So, it’s all very interesting.
You need a cursor, to iterate over the list – because you need a pair of hazard pointers to iterate. There’s a problem here though I think – when we deregister an SMR hazard pointer per-thread state, there can be allocations still in the list of allocations pending reclamation. An unusued thread state with lingering elements is always checked by the other threads; so either we can’t use it till its clear (which is awkward as hell for the user – remember, we will not look to dynamic allocation as the library performs no allocations) or when we re-use, we then rely upon the now-owning thread to run scans. Problem is, that now-owning thread is expecting to be the sole owner – he has no idea he might have gigabytes of store sitting in his pending reclamation list! so I have to find a nice solution to this.
Another problem I’m currently grappling with is that although the hazard pointers prevent any element you’re using from being deallocated, they don’t stop it from being unlinked.
If you’re unlinked, it could be the element after you is unlinked before you try to get_next with the cursor – problem then is the next pointer in your element is now pointing at a deallocated allocation because of course it’s not updated when that next element was unlinked…!
I’m vaguely thinking there needs to be a “deleted bit” *IN* an element, which is an immediate logical delete, which is followed then by the usual delete bit in the predecessor element, as part of the two-step unlink (which I think is still needed – but not certain).

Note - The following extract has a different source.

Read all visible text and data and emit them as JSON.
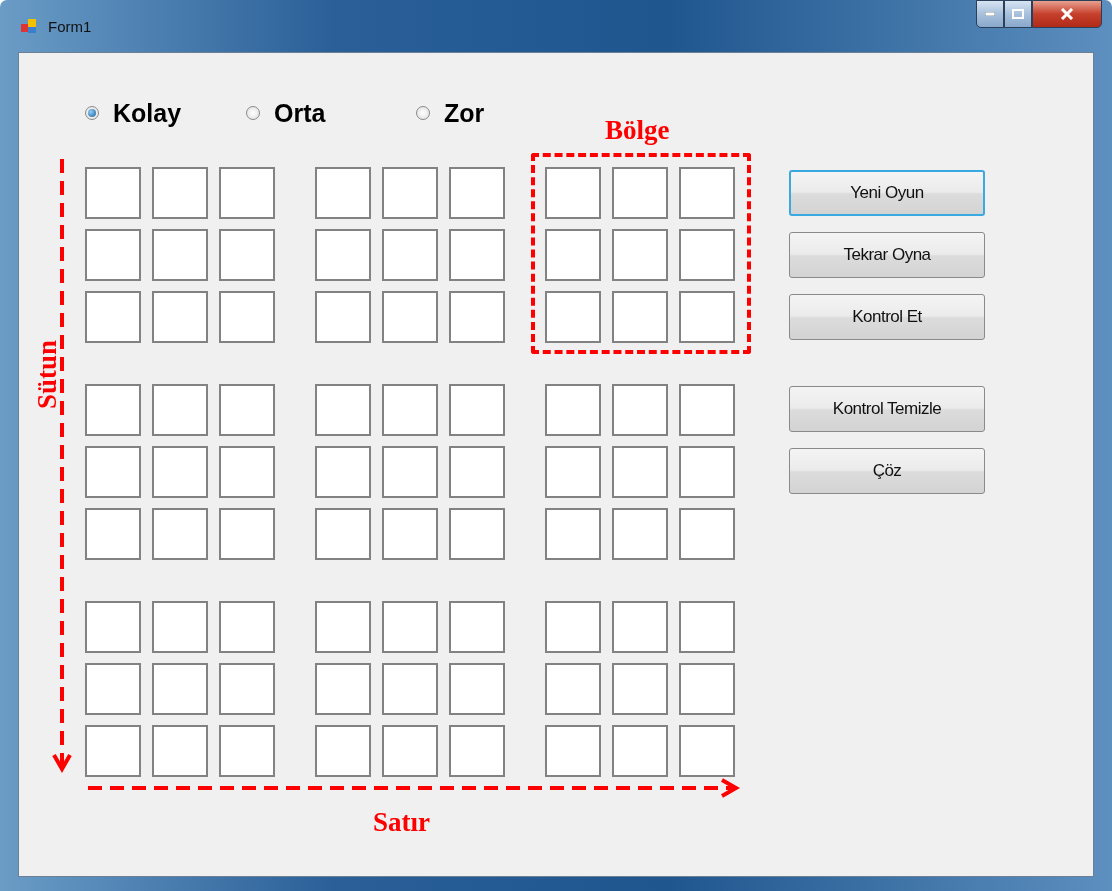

However, this is because I’ve not got the way it all works clear yet in my head, so it could be complete garbage.